Edward P. Ingle was in and out of the newspaper business for the rest of his life. He first retired as publisher of the Transcript in 1894. He sold the paper to R.Y. Mangum and O.W. Meacham of Purcell, but after the two defaulted on their financial obligation to Ingle, Ingle once again acquired the newspaper. In 1877, J.J. Burke took over as editor relieving Ingle of the duties; Burke leased the business from Ingle and by 1903 he purchased the remaining interest in the paper. Later, Ingle was employed as a bookkeeper.

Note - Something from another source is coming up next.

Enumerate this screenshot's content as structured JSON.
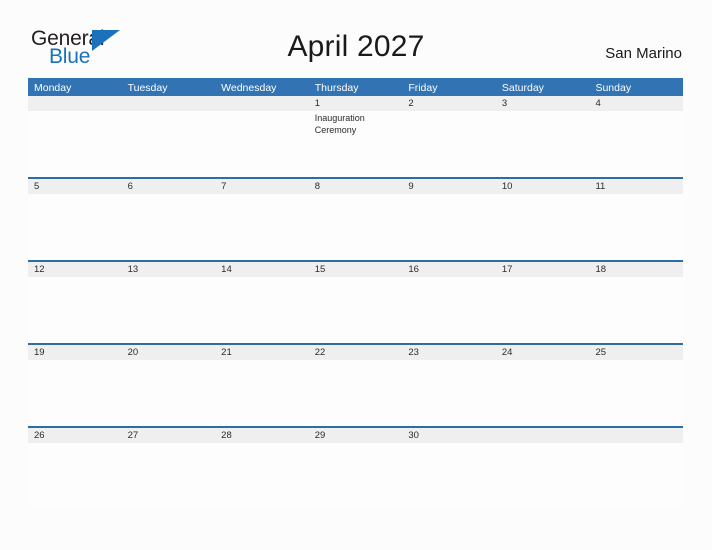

Edward P. Ingle was not an educated man, which was typical of many late nineteenth-century Americans. He could read and write, english skills he most likely learned in the home as he grew up. In an effort to better himself and his family, he took the economic opportunity afforded him in establishing a new town and a new community. Ingle lived the rest of his life in Norman. It is recorded that he built the first home in the City; over his 45 years in Norman, he owned three homes. While he considered himself a publisher of a newspaper, he kept his hand in farming. In 1910 he listed his occupation as a farm manager. Twenty-four years later, he also listed his occupation as a journalist in the newspaper industry. Ingle died in 1934 in Norman at a time when the City was experiencing the hardships of the Economic Depression.
The men, who formed the Norman Townsite Company in the small town of Purcell, were not speculators, like many who participated in the various landruns in what is now Oklahoma. Members of the Norman Townsite Company were men with vision and an entrepreneurial spirit. They looked at the hayfields alongside the Santa Fe tracks, and saw the possibilities born in developing a new town of prosperous citizens. Edward Ingle promoted that vision. He not only “boosted” the hard work of settlers to fashion a town that would become a commercial center, a county seat, and the home of the state’s major university, but he cheered this growing community in his newspaper. A hundred and twenty-seven years later the Norman Transcript is still an important part of the Norman Community.